§ **Items from an interface collection**

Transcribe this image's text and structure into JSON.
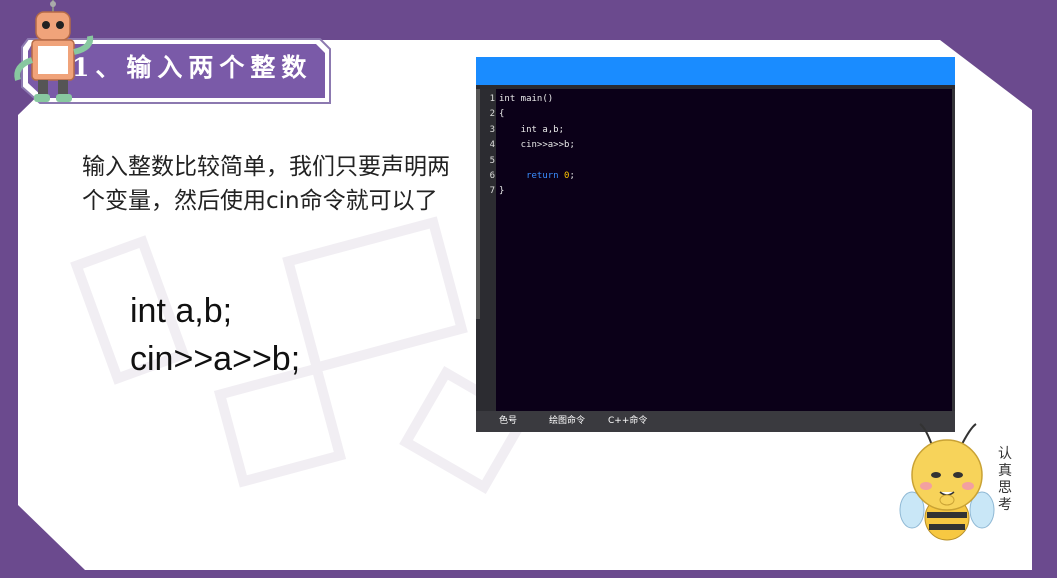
{
  "title": "1、输入两个整数",
  "description": "输入整数比较简单，我们只要声明两个变量，然后使用cin命令就可以了",
  "code_big": [
    "int a,b;",
    "cin>>a>>b;"
  ],
  "editor": {
    "line_numbers": [
      "1",
      "2",
      "3",
      "4",
      "5",
      "6",
      "7"
    ],
    "lines": [
      "int main()",
      "{",
      "    int a,b;",
      "    cin>>a>>b;",
      "",
      "",
      "}"
    ],
    "line6": {
      "indent": "     ",
      "keyword": "return",
      "value": "0",
      "tail": ";"
    },
    "footer_tabs": [
      "色号",
      "绘图命令",
      "C++命令"
    ]
  },
  "mascot_text": [
    "认",
    "真",
    "思",
    "考"
  ],
  "colors": {
    "background": "#6b4a8e",
    "slide": "#ffffff",
    "banner": "#7a5aa8",
    "editor_titlebar": "#1a8cff",
    "editor_body": "#0b0018",
    "keyword_return": "#3a8dff",
    "keyword_number": "#ffc400"
  }
}
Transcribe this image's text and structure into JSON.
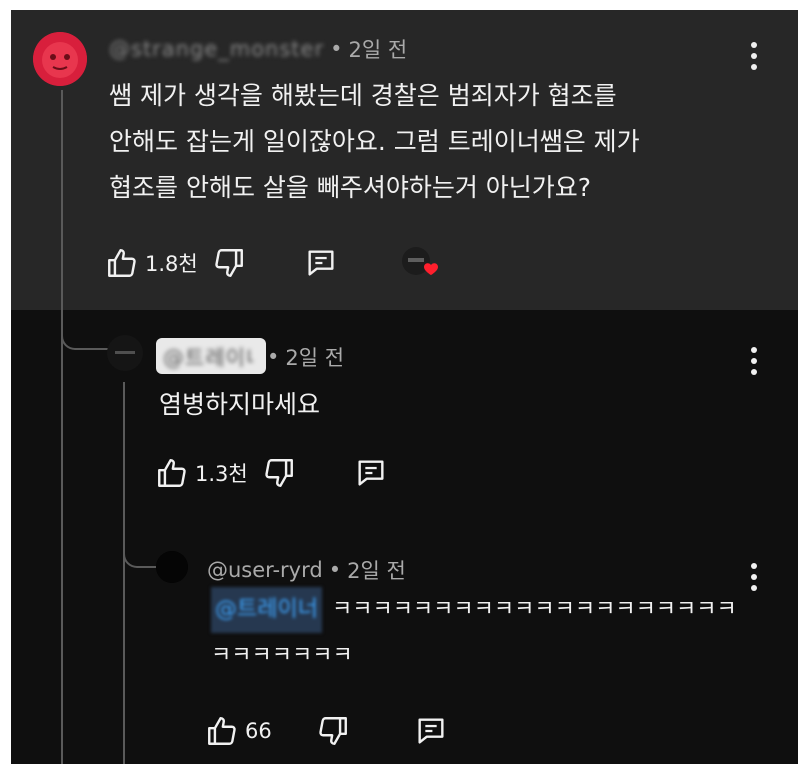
{
  "comment": {
    "author": "@strange_monster",
    "time": "2일 전",
    "lines": [
      "쌤 제가 생각을 해봤는데 경찰은 범죄자가 협조를",
      "안해도 잡는게 일이잖아요. 그럼 트레이너쌤은 제가",
      "협조를 안해도 살을 빼주셔야하는거 아닌가요?"
    ],
    "likes": "1.8천"
  },
  "reply1": {
    "author": "@트레이너",
    "time": "2일 전",
    "text": "염병하지마세요",
    "likes": "1.3천"
  },
  "reply2": {
    "author": "@user-ryrd",
    "time": "2일 전",
    "mention": "@트레이너",
    "line1": "ㅋㅋㅋㅋㅋㅋㅋㅋㅋㅋㅋㅋㅋㅋㅋㅋㅋㅋㅋㅋ",
    "line2": "ㅋㅋㅋㅋㅋㅋㅋ",
    "likes": "66"
  },
  "icons": {
    "like": "thumbs-up-icon",
    "dislike": "thumbs-down-icon",
    "reply": "comment-reply-icon",
    "more": "more-vertical-icon"
  },
  "colors": {
    "background": "#0f0f0f",
    "highlight": "#272727",
    "text": "#f1f1f1",
    "meta": "#aaaaaa",
    "mention": "#3ea6ff",
    "heart": "#ff1f2d"
  }
}
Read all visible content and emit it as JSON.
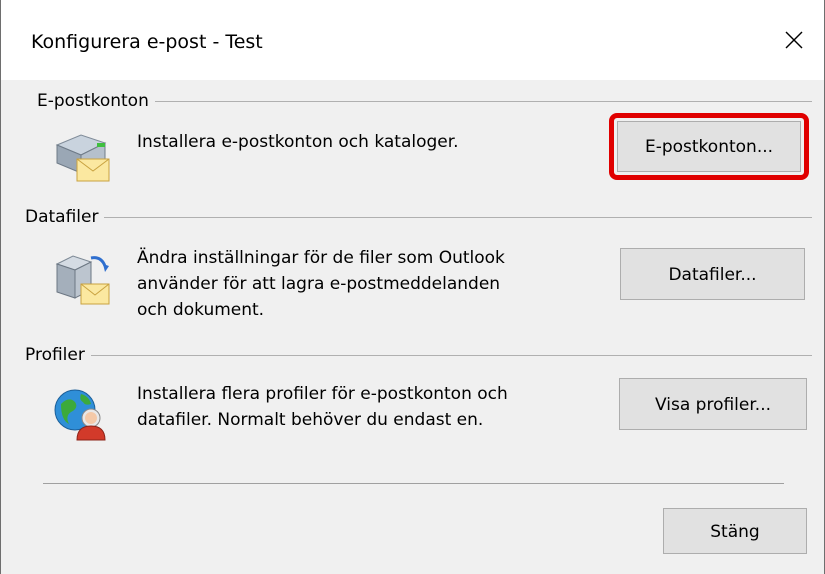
{
  "window": {
    "title": "Konfigurera e-post - Test",
    "close_glyph": "✕"
  },
  "email_accounts": {
    "group_label": "E-postkonton",
    "icon": "email-accounts-icon",
    "description": "Installera e-postkonton och kataloger.",
    "button_label": "E-postkonton...",
    "highlight_color": "#e00000"
  },
  "data_files": {
    "group_label": "Datafiler",
    "icon": "data-files-icon",
    "description_lines": [
      "Ändra inställningar för de filer som Outlook",
      "använder för att lagra e-postmeddelanden",
      "och dokument."
    ],
    "button_label": "Datafiler..."
  },
  "profiles": {
    "group_label": "Profiler",
    "icon": "profiles-icon",
    "description_lines": [
      "Installera flera profiler för e-postkonton och",
      "datafiler. Normalt behöver du endast en."
    ],
    "button_label": "Visa profiler..."
  },
  "footer": {
    "close_button_label": "Stäng"
  }
}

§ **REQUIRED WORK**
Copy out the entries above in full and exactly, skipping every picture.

§ **FINAL ANSWER**
Transcribe this image's text and structure into JSON.
{
  "title": "1、输入两个整数",
  "description": "输入整数比较简单，我们只要声明两个变量，然后使用cin命令就可以了",
  "code_big": [
    "int a,b;",
    "cin>>a>>b;"
  ],
  "editor": {
    "line_numbers": [
      "1",
      "2",
      "3",
      "4",
      "5",
      "6",
      "7"
    ],
    "lines": [
      "int main()",
      "{",
      "    int a,b;",
      "    cin>>a>>b;",
      "",
      "",
      "}"
    ],
    "line6": {
      "indent": "     ",
      "keyword": "return",
      "value": "0",
      "tail": ";"
    },
    "footer_tabs": [
      "色号",
      "绘图命令",
      "C++命令"
    ]
  },
  "mascot_text": [
    "认",
    "真",
    "思",
    "考"
  ],
  "colors": {
    "background": "#6b4a8e",
    "slide": "#ffffff",
    "banner": "#7a5aa8",
    "editor_titlebar": "#1a8cff",
    "editor_body": "#0b0018",
    "keyword_return": "#3a8dff",
    "keyword_number": "#ffc400"
  }
}
Transcribe this image's text and structure into JSON.
{
  "comment": {
    "author": "@strange_monster",
    "time": "2일 전",
    "lines": [
      "쌤 제가 생각을 해봤는데 경찰은 범죄자가 협조를",
      "안해도 잡는게 일이잖아요. 그럼 트레이너쌤은 제가",
      "협조를 안해도 살을 빼주셔야하는거 아닌가요?"
    ],
    "likes": "1.8천"
  },
  "reply1": {
    "author": "@트레이너",
    "time": "2일 전",
    "text": "염병하지마세요",
    "likes": "1.3천"
  },
  "reply2": {
    "author": "@user-ryrd",
    "time": "2일 전",
    "mention": "@트레이너",
    "line1": "ㅋㅋㅋㅋㅋㅋㅋㅋㅋㅋㅋㅋㅋㅋㅋㅋㅋㅋㅋㅋ",
    "line2": "ㅋㅋㅋㅋㅋㅋㅋ",
    "likes": "66"
  },
  "icons": {
    "like": "thumbs-up-icon",
    "dislike": "thumbs-down-icon",
    "reply": "comment-reply-icon",
    "more": "more-vertical-icon"
  },
  "colors": {
    "background": "#0f0f0f",
    "highlight": "#272727",
    "text": "#f1f1f1",
    "meta": "#aaaaaa",
    "mention": "#3ea6ff",
    "heart": "#ff1f2d"
  }
}
Read all visible content and emit it as JSON.
{
  "window": {
    "title": "Konfigurera e-post - Test",
    "close_glyph": "✕"
  },
  "email_accounts": {
    "group_label": "E-postkonton",
    "icon": "email-accounts-icon",
    "description": "Installera e-postkonton och kataloger.",
    "button_label": "E-postkonton...",
    "highlight_color": "#e00000"
  },
  "data_files": {
    "group_label": "Datafiler",
    "icon": "data-files-icon",
    "description_lines": [
      "Ändra inställningar för de filer som Outlook",
      "använder för att lagra e-postmeddelanden",
      "och dokument."
    ],
    "button_label": "Datafiler..."
  },
  "profiles": {
    "group_label": "Profiler",
    "icon": "profiles-icon",
    "description_lines": [
      "Installera flera profiler för e-postkonton och",
      "datafiler. Normalt behöver du endast en."
    ],
    "button_label": "Visa profiler..."
  },
  "footer": {
    "close_button_label": "Stäng"
  }
}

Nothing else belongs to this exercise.